Taking care of a pet takes commitment and dedication. It’s not an easy task, no matter how seamless it looks from cute pictures and videos of owners playing with their pets on social media. The hard work and less glamorous side of training, upkeep, and cleaning their waste are hidden from view, which can trick beginners. However, as owners become attached to their pets, all the challenges will be worth it. They’ll find themselves bringing their pets everywhere, whether it’s to relax at the park after a day’s work or serve as their companion during a dry eye and MGD treatment at their local eye clinic.
Owning a pet also has tremendous health benefits. They are known to improve a person’s mood and well-being because of their unconditional love. According to the respondents of the Human-Animal Bond Research Institute (HABRI), 74% reported boosts to their mental health with some of their family and friends also benefiting from the therapeutic effects brought by the time spent with their pets.
No matter one’s reasons are of becoming a pet owner, the journey is guaranteed to be filled with lessons a person can’t get from anywhere else. Here are a few realizations they will come to understand:
Pets have their own personality
It’s incredible to think that pets have their own personality — complete with preferences, attitude, and disposition. They can be skittish and quiet, choosing to hang around at the corners and avoid other pets. But some are also hyperactive and friendly, jumping from animal to animal in the hopes of making new friends. Even if owners swear their pets exhibit personality, something commonly attributed to human beings, science was slow to accept the belief. After all, you can’t directly ask a cat or a dog what they’re feeling or thinking. Researchers can only make assumptions through observations and anecdotal data from pet owners. Thankfully, studies continue to show that animals, not only pets, also experience emotions and personality traits.

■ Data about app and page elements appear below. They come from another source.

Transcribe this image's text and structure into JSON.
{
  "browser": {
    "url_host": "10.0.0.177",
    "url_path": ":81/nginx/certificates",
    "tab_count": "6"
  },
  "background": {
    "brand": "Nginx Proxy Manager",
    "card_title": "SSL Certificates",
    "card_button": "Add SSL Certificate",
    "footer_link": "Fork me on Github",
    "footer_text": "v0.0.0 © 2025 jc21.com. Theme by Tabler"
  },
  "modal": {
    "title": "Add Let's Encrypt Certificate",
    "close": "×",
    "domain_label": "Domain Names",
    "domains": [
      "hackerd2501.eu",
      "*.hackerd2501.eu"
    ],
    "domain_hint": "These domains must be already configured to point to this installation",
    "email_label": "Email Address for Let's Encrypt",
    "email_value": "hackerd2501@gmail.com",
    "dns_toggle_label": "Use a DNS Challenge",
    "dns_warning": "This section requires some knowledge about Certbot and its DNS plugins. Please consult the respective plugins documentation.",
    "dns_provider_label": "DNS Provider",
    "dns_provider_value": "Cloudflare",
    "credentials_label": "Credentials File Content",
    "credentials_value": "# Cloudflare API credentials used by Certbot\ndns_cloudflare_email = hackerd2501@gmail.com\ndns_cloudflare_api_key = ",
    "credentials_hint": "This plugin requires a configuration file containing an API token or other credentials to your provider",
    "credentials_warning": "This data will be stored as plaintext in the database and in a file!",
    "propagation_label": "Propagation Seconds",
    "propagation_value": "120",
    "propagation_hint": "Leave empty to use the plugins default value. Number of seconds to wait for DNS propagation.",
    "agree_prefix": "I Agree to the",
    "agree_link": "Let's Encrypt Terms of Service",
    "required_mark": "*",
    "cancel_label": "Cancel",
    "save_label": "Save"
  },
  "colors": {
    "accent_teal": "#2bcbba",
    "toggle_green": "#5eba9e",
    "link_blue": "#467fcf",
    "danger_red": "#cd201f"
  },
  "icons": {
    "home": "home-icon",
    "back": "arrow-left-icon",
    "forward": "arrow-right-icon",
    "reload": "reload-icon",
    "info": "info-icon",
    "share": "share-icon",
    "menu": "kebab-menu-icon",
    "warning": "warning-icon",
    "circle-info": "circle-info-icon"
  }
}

It’s like taking care of a child
Pets are called fur babies for a reason. Their cuteness and company come with a hefty bill in the form of food, playthings, check-ups, and grooming needs. According to the report made by the People’s Dispensary for Sick Animals (PDSA), the lifetime cost of owning a dog falls in the range of $27,074 to $42,545. Having a cat might be less costly, but it will still set back owners from expenses amounting to $21,917 to $30,942. That doesn’t include the non-monetary investments of taking care of a pet. Owners need to spend time training their pets, from teaching them basic hygiene practices to exciting tricks. Household items are also at risk of being destroyed, especially when pets are still young. No couch, plant, or curtains are safe when they’re feeling playful and hyper.
Dogs and cats can get along
Contrary to the stereotype, cats and dogs are not born enemies. That is good news for owners who are torn between getting a dog and cat. The trick is not rushing the first introduction because it is the first step in building a friendship between the animals. During the first week, the dog and cat must stay separate, with introductions limited to sounds and smells. This practice helps in increasing their tolerance of each other, showing that they are not hostile beings. Visual introductions can follow until they feel comfortable with each other’s presence.
There’s no love truer between an owner and their pet. Their journey together is filled with care, realizations, and friendship.